Mario Draghi is unlikely to talk much about the euro on Thursday when he sets out details of an asset-buying plan intended to deliver an adrenalin shot to Europe’s faltering economy. But investors believe currency depreciation is the only real weapon eurozone policy makers can now use. (Financial Times)
A project led by Goldman Sachs to set up a new Wall Street messaging platform may be expanded to develop trading functions and other features, providing a powerful vehicle for the financial industry to create and monetise technology. On Wednesday, Goldman and 13 other Wall Street stalwarts including JPMorgan Chase, Morgan Stanley and BlackRock officially unveiled the new chat platform and company, known as Symphony Communication Services. (Financial Times) Read more
Study this chart carefully. It’s the first day of dealings in Zalander, the Frankfurt-listed online frock shop that claims to be Europe’s biggest.
Ebay is to spin off PayPal which accounts for as much as half of its $65bn stock market value, in a further unravelling of one of the few remaining successes from the dotcom era of internet companies. The move marks a dramatic climbdown coming just months after the company rejected calls by the activist investor Carl Icahn to sell the online payments system. (Financial Times)
Just when good news was starting to flow again out of Ireland, along comes the European Commission to spoil the celebrations. The Irish economy is growing strongly after its three-year, €67bn bailout. But its cherished corporate tax regime, which has attracted billions of dollars of foreign direct investment over four decades, is now under intense international scrutiny. (Financial Times) Read more
The disclosure of “material” information tends to generate a bit of discussion in corporate and financial circles, unless of course we’re talking Spanish banks.
Note this announcement from Santander on Tuesday: Read more
Two of the world’s largest securities depositories have finalised a joint venture to create a vast pool containing trillions of dollars of collateral to ease banks’ search for scarce assets to back trading. The US’s Depository Trust and Clearing Corporation and Belgium’s Euroclear confirmed they would create a venture called DTCC-Euroclear Global Collateral Ltd. The two have been in discussions for more than a year. (Financial Times)

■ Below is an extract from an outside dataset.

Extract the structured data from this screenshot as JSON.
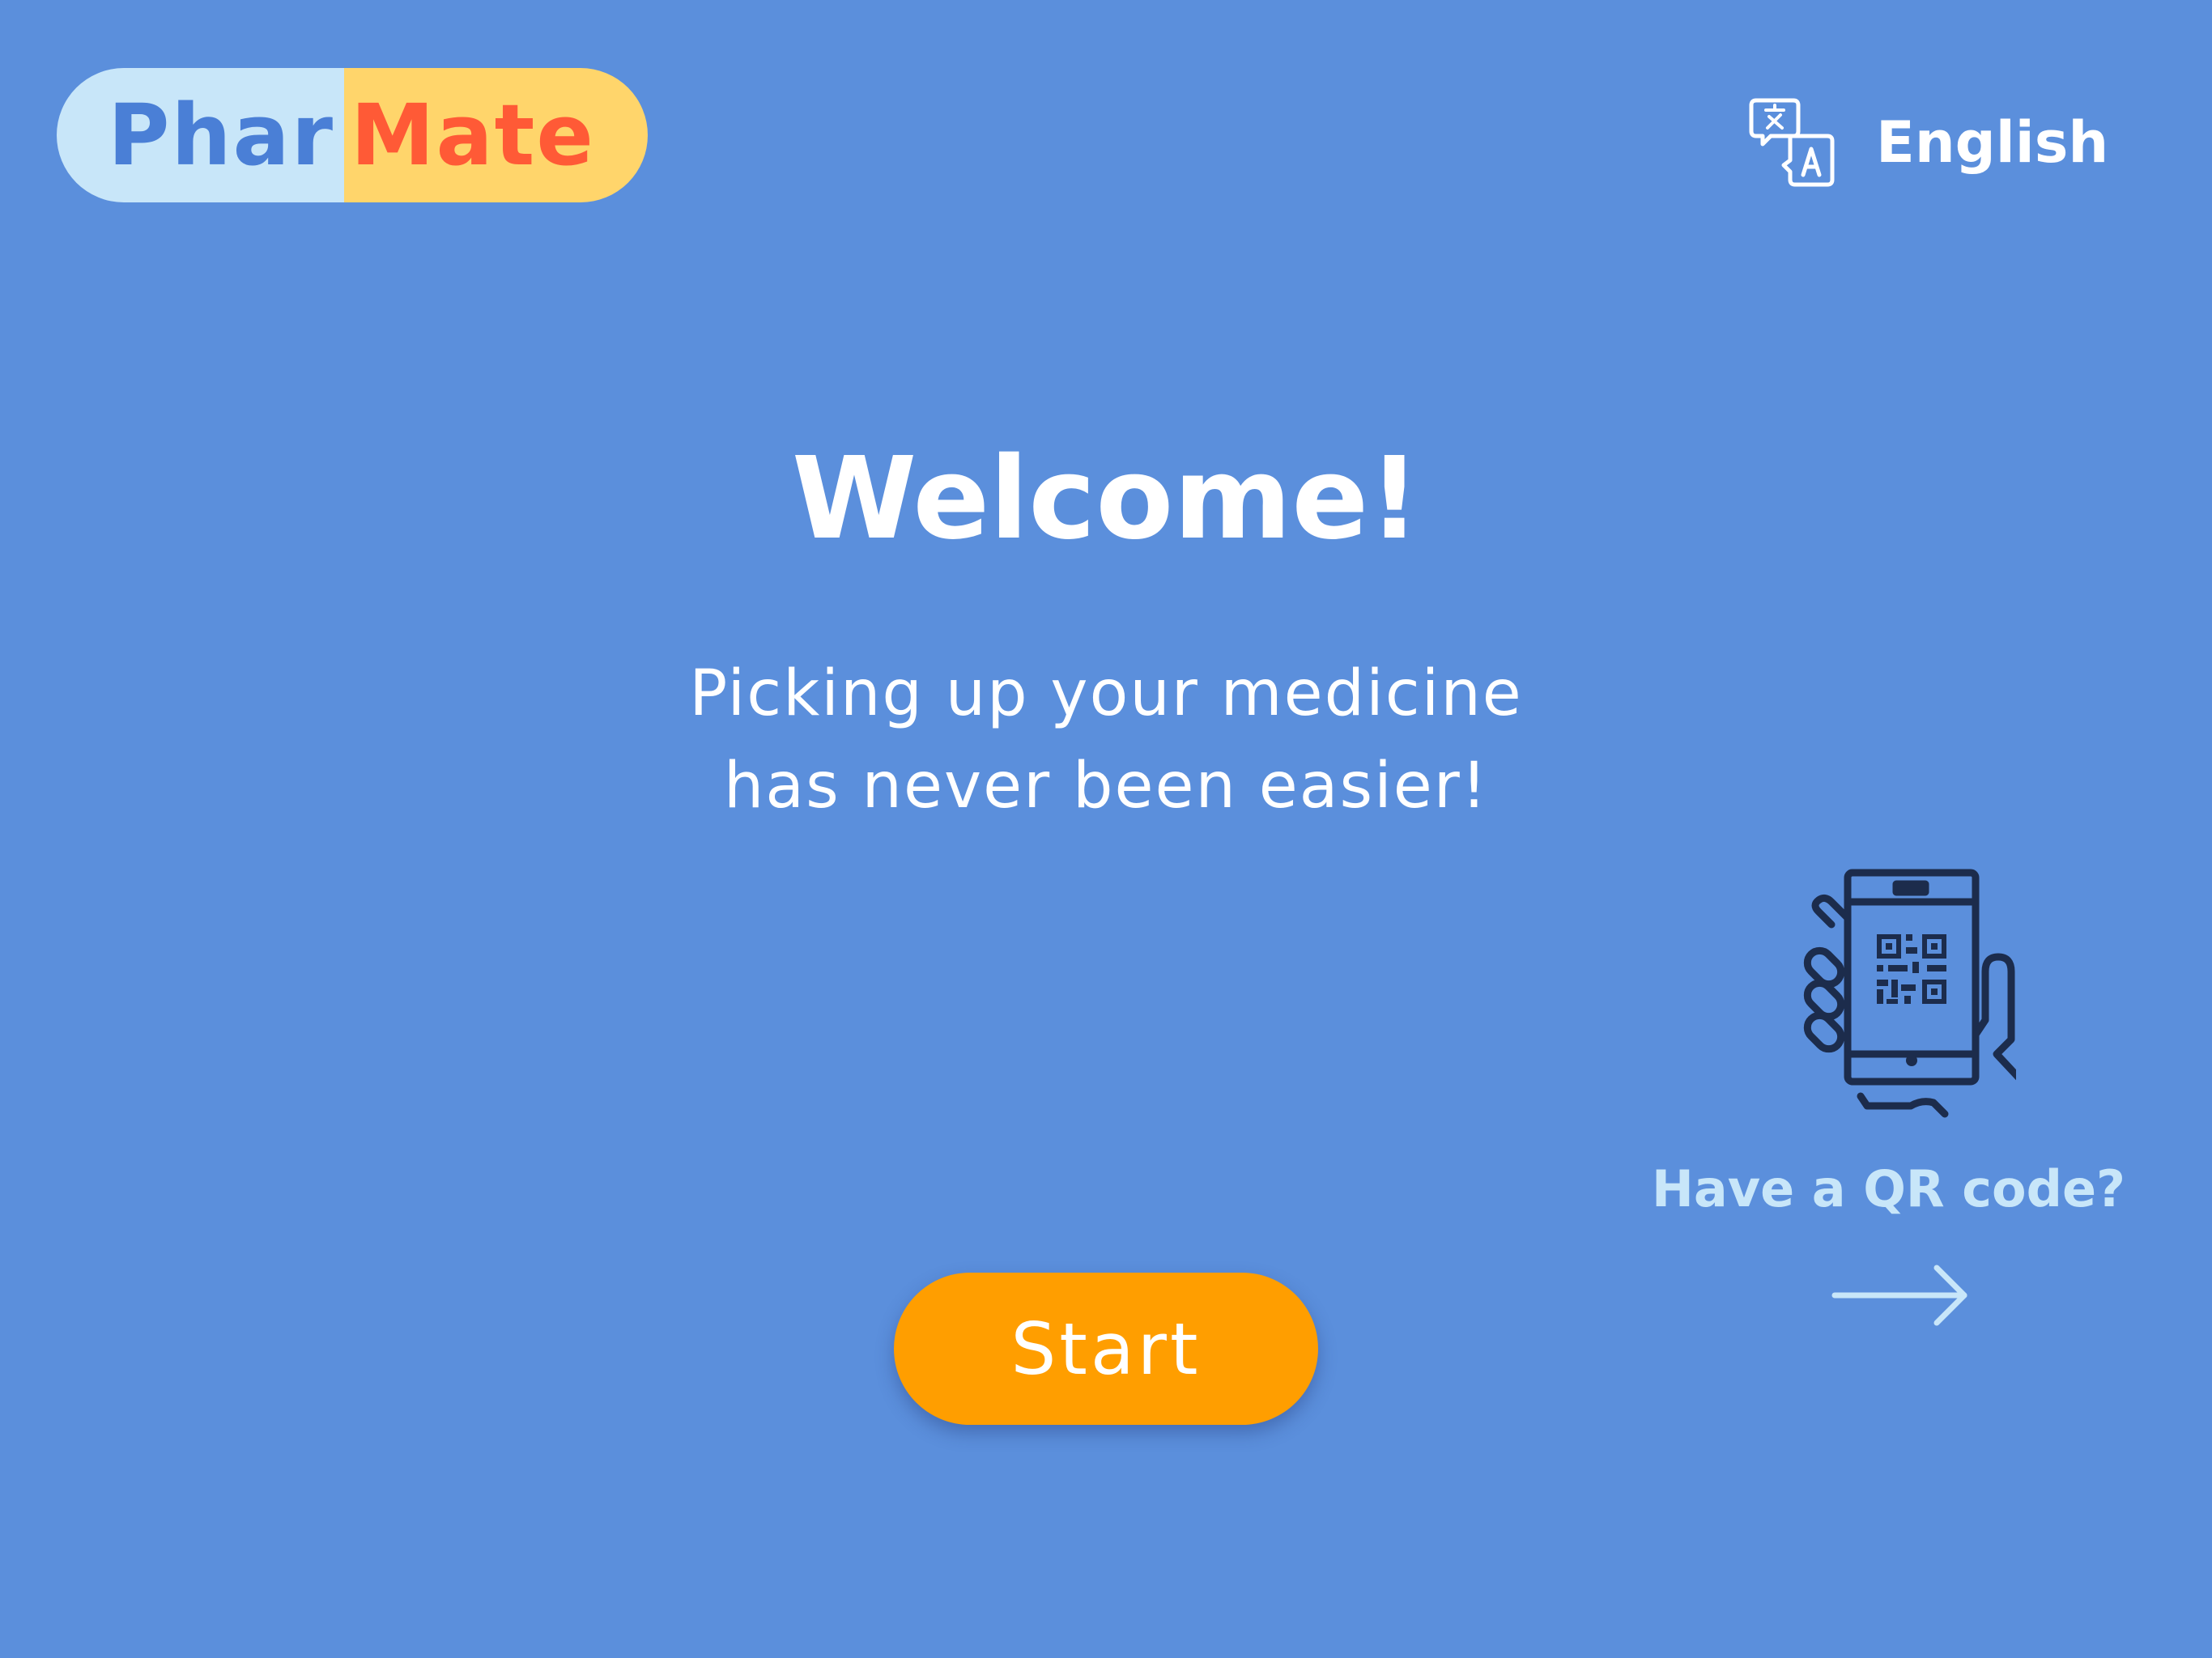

The Frenchman nominated to be Europe’s next economics commissioner has had his authority to review national budgets curbed. The move was a nod to deficit hawks in Berlin who opposed Pierre Moscovici’s appointment. Mr Moscovici, the former French finance minister, will be unique among the 27 incoming commissioners in that he will be legally required to prepare and submit his assessments of national budgets jointly with another commissioner. (Financial Times) Read more

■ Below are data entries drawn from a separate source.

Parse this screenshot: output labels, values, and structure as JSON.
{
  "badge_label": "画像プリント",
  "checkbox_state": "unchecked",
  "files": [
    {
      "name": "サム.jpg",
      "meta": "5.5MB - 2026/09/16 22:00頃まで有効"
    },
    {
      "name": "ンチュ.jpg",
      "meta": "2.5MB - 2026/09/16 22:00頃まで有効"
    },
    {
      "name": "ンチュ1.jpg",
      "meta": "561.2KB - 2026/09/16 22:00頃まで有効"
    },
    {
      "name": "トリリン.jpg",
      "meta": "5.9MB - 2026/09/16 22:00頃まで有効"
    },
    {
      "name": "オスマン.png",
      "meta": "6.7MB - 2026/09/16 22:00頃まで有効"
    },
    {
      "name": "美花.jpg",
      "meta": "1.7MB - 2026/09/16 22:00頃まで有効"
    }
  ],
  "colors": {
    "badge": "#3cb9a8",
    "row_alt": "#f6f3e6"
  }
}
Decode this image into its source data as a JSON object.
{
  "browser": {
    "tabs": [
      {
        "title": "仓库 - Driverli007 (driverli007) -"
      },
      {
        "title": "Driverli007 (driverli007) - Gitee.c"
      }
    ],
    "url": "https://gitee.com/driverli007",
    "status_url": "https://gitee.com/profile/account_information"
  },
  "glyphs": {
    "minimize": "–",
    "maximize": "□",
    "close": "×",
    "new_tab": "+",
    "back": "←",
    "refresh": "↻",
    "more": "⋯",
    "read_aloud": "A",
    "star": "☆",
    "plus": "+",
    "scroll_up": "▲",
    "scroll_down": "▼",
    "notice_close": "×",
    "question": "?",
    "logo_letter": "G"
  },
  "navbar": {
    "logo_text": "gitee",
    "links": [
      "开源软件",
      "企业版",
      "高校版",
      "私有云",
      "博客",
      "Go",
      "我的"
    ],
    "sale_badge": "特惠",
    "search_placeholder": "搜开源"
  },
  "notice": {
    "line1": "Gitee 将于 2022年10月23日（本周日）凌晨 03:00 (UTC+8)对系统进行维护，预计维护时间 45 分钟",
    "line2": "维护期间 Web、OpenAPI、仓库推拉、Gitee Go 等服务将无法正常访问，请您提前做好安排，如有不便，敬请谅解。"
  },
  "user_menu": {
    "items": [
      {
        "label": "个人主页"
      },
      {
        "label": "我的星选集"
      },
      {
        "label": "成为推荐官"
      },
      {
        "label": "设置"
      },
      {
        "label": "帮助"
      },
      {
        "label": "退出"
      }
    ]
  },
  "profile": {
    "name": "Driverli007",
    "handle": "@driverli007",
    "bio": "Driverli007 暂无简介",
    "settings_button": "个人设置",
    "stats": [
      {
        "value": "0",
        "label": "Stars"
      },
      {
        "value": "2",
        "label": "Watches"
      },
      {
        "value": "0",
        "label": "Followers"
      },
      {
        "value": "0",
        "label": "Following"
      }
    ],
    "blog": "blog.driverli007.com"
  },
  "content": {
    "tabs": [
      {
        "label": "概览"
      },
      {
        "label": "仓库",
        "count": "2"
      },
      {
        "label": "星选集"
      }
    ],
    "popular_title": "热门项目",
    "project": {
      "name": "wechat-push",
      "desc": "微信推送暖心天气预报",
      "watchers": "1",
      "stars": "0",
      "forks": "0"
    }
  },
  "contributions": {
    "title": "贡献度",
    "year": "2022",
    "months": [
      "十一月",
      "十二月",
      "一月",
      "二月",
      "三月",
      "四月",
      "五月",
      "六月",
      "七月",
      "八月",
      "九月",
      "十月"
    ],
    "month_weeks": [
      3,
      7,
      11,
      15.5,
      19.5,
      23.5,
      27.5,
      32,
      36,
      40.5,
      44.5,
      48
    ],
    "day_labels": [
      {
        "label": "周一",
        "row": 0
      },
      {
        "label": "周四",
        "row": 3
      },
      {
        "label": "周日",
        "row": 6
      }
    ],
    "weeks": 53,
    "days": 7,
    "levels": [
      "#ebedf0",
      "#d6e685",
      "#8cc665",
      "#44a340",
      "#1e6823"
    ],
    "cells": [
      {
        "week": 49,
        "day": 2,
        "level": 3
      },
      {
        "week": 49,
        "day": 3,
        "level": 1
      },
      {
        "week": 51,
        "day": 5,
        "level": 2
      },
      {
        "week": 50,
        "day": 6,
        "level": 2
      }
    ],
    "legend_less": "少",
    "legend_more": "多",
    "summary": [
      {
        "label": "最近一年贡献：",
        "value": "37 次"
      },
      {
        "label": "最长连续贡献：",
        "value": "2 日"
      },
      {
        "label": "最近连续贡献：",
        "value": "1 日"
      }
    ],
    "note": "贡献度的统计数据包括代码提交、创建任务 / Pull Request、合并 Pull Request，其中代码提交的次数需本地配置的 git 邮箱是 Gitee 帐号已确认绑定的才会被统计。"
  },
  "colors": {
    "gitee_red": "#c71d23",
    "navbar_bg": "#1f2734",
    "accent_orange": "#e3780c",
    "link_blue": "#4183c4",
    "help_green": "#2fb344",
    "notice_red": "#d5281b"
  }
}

The American Life radio show and the Pro Publica investigative journalism service set an interesting debate a-blaze last week, detailing the 46 hours of secret recordings undertaken by Carmen Segarra, a specialist hired (and subsequently fired) by the New York Fed.
The recordings have painted a vivid picture of regulatory dithering in the face of a rapacious Goldman Sachs as the bank sought to gain clearance for a share warehousing operation that would allow Spain’s Santander to sidestep European capital requirements.

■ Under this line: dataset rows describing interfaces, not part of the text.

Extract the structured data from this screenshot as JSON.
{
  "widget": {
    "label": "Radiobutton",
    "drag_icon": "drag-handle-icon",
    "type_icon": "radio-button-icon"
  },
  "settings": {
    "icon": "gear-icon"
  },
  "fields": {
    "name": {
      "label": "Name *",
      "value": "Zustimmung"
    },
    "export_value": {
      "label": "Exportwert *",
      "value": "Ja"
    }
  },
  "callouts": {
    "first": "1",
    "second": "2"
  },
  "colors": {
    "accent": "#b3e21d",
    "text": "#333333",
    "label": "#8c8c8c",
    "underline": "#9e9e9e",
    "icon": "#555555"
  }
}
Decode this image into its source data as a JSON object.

Subsequent criticism has centred on the NY Fed’s apparent impotence in the face of Wall Street muscle. But is it more the case that Matt Taibbi has been right all along? Does the bank actively help clients dodge (if not break) the rules?
Let’s examine a largely forgotten example of Goldman’s past behaviour in London… Read more
Allianz has insisted it has no plans to sell Pimco or interfere more in the business, after billions were wiped off the German insurer’s share price following the shock departure of Bill Gross, the US fund house’s chief investment officer, on Friday. (Financial Times)
While Apple is no stranger to allegations of tax avoidance from politicians on the warpath, in Brussels it is facing a more worrying threat: a tax repayment order that could potentially run to billions of euros. (Financial Times) Read more
Some drivetime financial radio for Friday. Click to download or stream: